How to Use Deliberate Practice to Learn a New Language

If you knew it would take 10 years to get fluent, would you still commit to it?

How to Use Deliberate Practice to Learn a New Language
Photo by Julia M Cameron on Pexels

This article was originally published on my Medium site, and contains a few updates.

Figuring out the “why” of your language fluency goal is the easy part — you want to live in a new country, or create a new business, or meet the love of your life. But in my experience, it’s inevitable to second-guess my future success when things get tough, or even worse, when I’m close to a breakthrough.

One of the pieces of advice you’ll hear every year between December 1 — January 13 (New Year’s resolutions time) is that you should focus on the process to a goal, rather than the goal itself.

A cheat code for life is that if someone else has already figured out the easiest way to do something, then just do that.
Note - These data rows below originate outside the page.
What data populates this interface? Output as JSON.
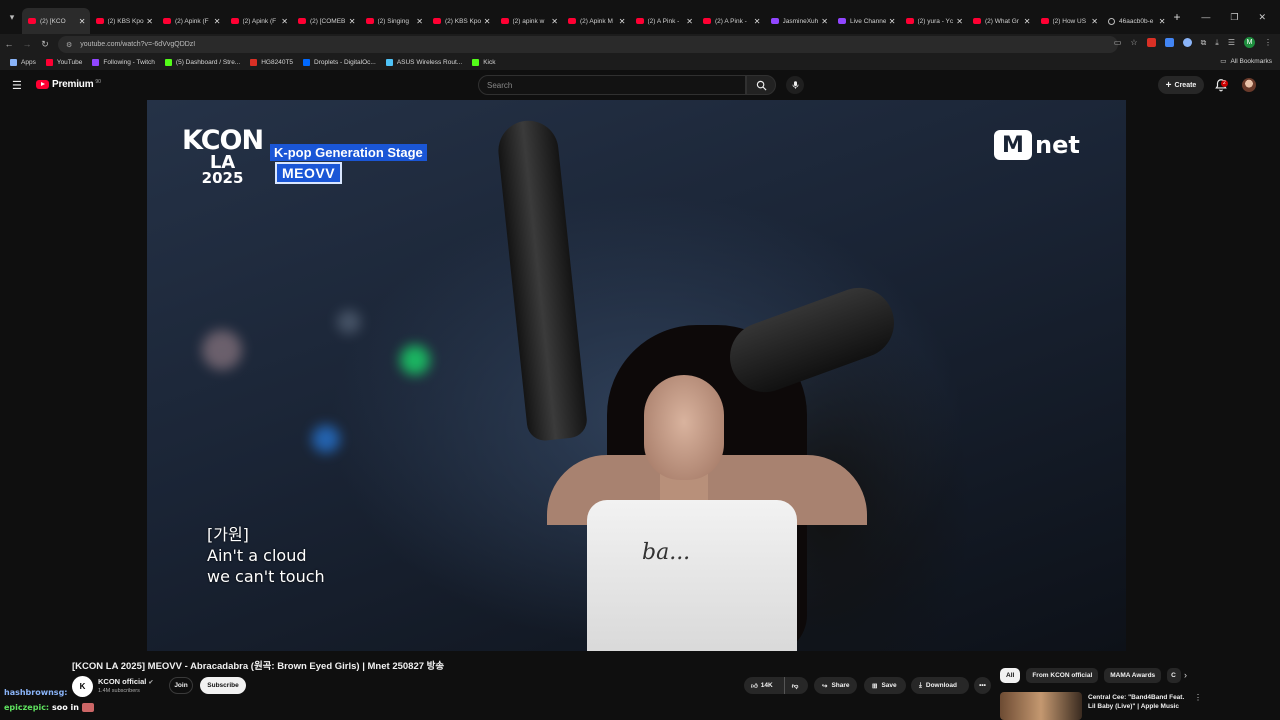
{
  "browser": {
    "tabs": [
      {
        "label": "(2) [KCO",
        "favicon": "youtube",
        "active": true
      },
      {
        "label": "(2) KBS Kpo",
        "favicon": "youtube"
      },
      {
        "label": "(2) Apink (F",
        "favicon": "youtube"
      },
      {
        "label": "(2) Apink (F",
        "favicon": "youtube"
      },
      {
        "label": "(2) [COMEB",
        "favicon": "youtube"
      },
      {
        "label": "(2) Singing",
        "favicon": "youtube"
      },
      {
        "label": "(2) KBS Kpo",
        "favicon": "youtube"
      },
      {
        "label": "(2) apink w",
        "favicon": "youtube"
      },
      {
        "label": "(2) Apink M",
        "favicon": "youtube"
      },
      {
        "label": "(2) A Pink -",
        "favicon": "youtube"
      },
      {
        "label": "(2) A Pink -",
        "favicon": "youtube"
      },
      {
        "label": "JasmineXuh",
        "favicon": "twitch"
      },
      {
        "label": "Live Channe",
        "favicon": "twitch"
      },
      {
        "label": "(2) yura - Yc",
        "favicon": "youtube"
      },
      {
        "label": "(2) What Gr",
        "favicon": "youtube"
      },
      {
        "label": "(2) How US",
        "favicon": "youtube"
      },
      {
        "label": "46aacb0b-e",
        "favicon": "globe"
      }
    ],
    "url": "youtube.com/watch?v=-6dVvgQDDzI",
    "bookmarks": [
      {
        "label": "Apps",
        "color": "#8ab4f8"
      },
      {
        "label": "YouTube",
        "color": "#ff0033"
      },
      {
        "label": "Following - Twitch",
        "color": "#9146ff"
      },
      {
        "label": "(5) Dashboard / Stre...",
        "color": "#53fc18"
      },
      {
        "label": "HG8240T5",
        "color": "#d93025"
      },
      {
        "label": "Droplets - DigitalOc...",
        "color": "#0069ff"
      },
      {
        "label": "ASUS Wireless Rout...",
        "color": "#4fc3f7"
      },
      {
        "label": "Kick",
        "color": "#53fc18"
      }
    ],
    "all_bookmarks": "All Bookmarks",
    "profile_initial": "M"
  },
  "youtube": {
    "logo": "Premium",
    "logo_sup": "90",
    "search_placeholder": "Search",
    "create_label": "Create",
    "notification_count": "2"
  },
  "video": {
    "kcon_line1": "KCON",
    "kcon_line2": "LA",
    "kcon_line3": "2025",
    "stage_caption": "K-pop Generation Stage",
    "group_caption": "MEOVV",
    "broadcaster_m": "M",
    "broadcaster_rest": "net",
    "lyric_1": "[가원]",
    "lyric_2": "Ain't a cloud",
    "lyric_3": "we can't touch",
    "shirt_text": "ba..."
  },
  "info": {
    "title": "[KCON LA 2025] MEOVV - Abracadabra (원곡: Brown Eyed Girls) | Mnet 250827 방송",
    "channel_name": "KCON official",
    "channel_initial": "K",
    "subscribers": "1.4M subscribers",
    "join_label": "Join",
    "subscribe_label": "Subscribe",
    "like_count": "14K",
    "share_label": "Share",
    "save_label": "Save",
    "download_label": "Download"
  },
  "related": {
    "chips": [
      "All",
      "From KCON official",
      "MAMA Awards",
      "C"
    ],
    "first_title": "Central Cee: \"Band4Band Feat. Lil Baby (Live)\" | Apple Music"
  },
  "chat": [
    {
      "user": "hashbrownsg:",
      "message": ""
    },
    {
      "user": "epiczepic:",
      "message": "soo in"
    }
  ]
}
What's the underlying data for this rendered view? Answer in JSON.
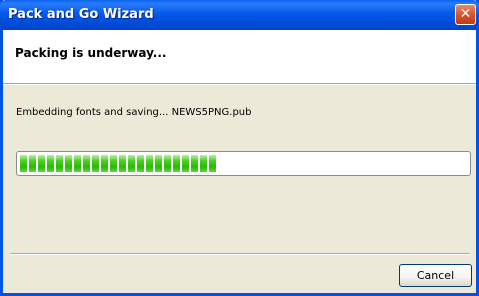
{
  "window": {
    "title": "Pack and Go Wizard"
  },
  "header": {
    "heading": "Packing is underway..."
  },
  "status": {
    "text": "Embedding fonts and saving... NEWS5PNG.pub"
  },
  "progress": {
    "fraction": 0.44
  },
  "buttons": {
    "cancel_label": "Cancel"
  },
  "icons": {
    "close": "close-icon"
  },
  "colors": {
    "titlebar": "#0054E3",
    "progress_fill": "#2BB807",
    "dialog_bg": "#ECE9D8"
  }
}
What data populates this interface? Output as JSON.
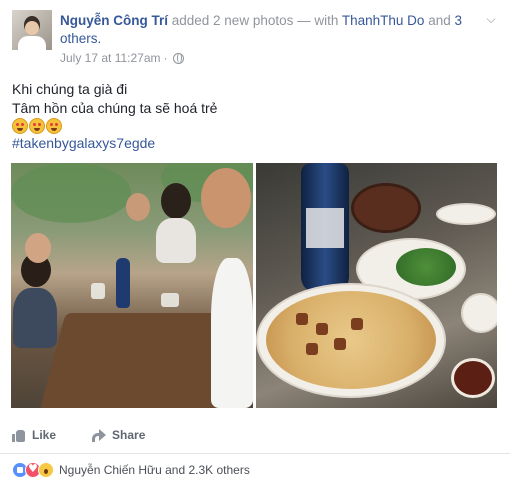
{
  "post": {
    "author": "Nguyễn Công Trí",
    "action": " added 2 new photos — with ",
    "tagged_friend": "ThanhThu Do",
    "and_text": " and ",
    "others": "3 others.",
    "date": "July 17 at 11:27am",
    "dot": " · ",
    "privacy_icon": "globe-icon",
    "menu_icon": "chevron-down-icon",
    "message_line1": "Khi chúng ta già đi",
    "message_line2": "Tâm hồn của chúng ta sẽ hoá trẻ",
    "emoji_icon": "grinning-face-emoji",
    "hashtag": "#takenbygalaxys7egde"
  },
  "actions": {
    "like_label": "Like",
    "share_label": "Share"
  },
  "reactions": {
    "icons": [
      "like-reaction-icon",
      "love-reaction-icon",
      "wow-reaction-icon"
    ],
    "summary": "Nguyễn Chiến Hữu and 2.3K others"
  },
  "colors": {
    "link": "#365899",
    "meta": "#90949c",
    "text": "#1d2129",
    "action": "#616770"
  }
}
The funny thing is, to be great at a skill, the easiest way is quite difficult.

Deliberate Practice is a term coined by K. Anders Ericsson and colleagues about the results of the research they did to determine why the best are better than everyone else. Basically, they don’t go through the motions. Instead, they practice conscientiously with a focus on improvement and have teachers and coaches to give them feedback.

I think it sounds perfectly reasonable to apply this same logic to learning a new language. After all, you went through years of tests and essays to learn how to speak like an intelligent adult in your native tongue, right?

What they write in the HBR article:

“The journey to truly superior performance is neither for the faint of heart nor for the impatient. The development of genuine expertise requires struggle, sacrifice, and honest, often painful self-assessment. There are no shortcuts. It will take you at least a decade to achieve expertise, and you will need to invest that time wisely, by engaging in ‘deliberate’ practice — practice that focuses on tasks beyond your current level of competence and comfort.”

Frustration is inescapable if you intend to grow. Some of us weren’t lucky enough to develop the ability to compartmentalize our thinking in foreign languages early in our lives, so growing pains are especially hard. I can’t be the only one who expected to be speaking a new language fluently in less than a year after starting to study in earnest. The key is to not descend into negative self-talk when you meet these barriers, which will cause you to stop your learning process.

A good first step is to identify two areas of focus. First, what you are doing well — a thing you can improve easily to keep your motivation up. Second, what your biggest pain point is that will need a lot of time and effort to improve.

Having a pro give you feedback is great, but there are other ways to track your progress when you don’t have access. If you are advanced, take an average of the number of words you have to look up per page every once in a while. How did that number change over time?

If you are intermediate, keep a weekly journal, where you congratulate yourself on using a difficult verb mood or finally remembering how to use a difficult conjunction properly.

For my beginner friends, count how many words you recognize on a menu, what you can name in your kitchen, in which ways you can cuss out an ex, etc.

It depends on what your goals for the present time are — increasing your vocabulary, getting the hang of verb usage, understanding tough accents, and so on.

So what to do when times get tough? Do something else. The great thing about learning a new language is that we have a lot of options to practice.

If you feel like you’re stagnating after doing a lot of listening to podcasts, then try reading comic books to improve your conversational vocabulary. After that, you can memorize a block of text and recite it like an actor. If you’re brave, record yourself speaking out loud and take notes on your pronunciation. Or perhaps translate poetry from your native language to your target language, following the same poem structure. Then, look at a documentary about the history of the language you are learning.

You get the picture.

And take some time to return to your why to refute your self-sabotaging doubts. Use tools that keep you inspired: create a vision board if you are visual, or write about how your first trip to Mongolia will be the best experience ever if you’re a wordsmith.

I’ll repeat a key sentence from the HBR article for those who missed it: there are no shortcuts.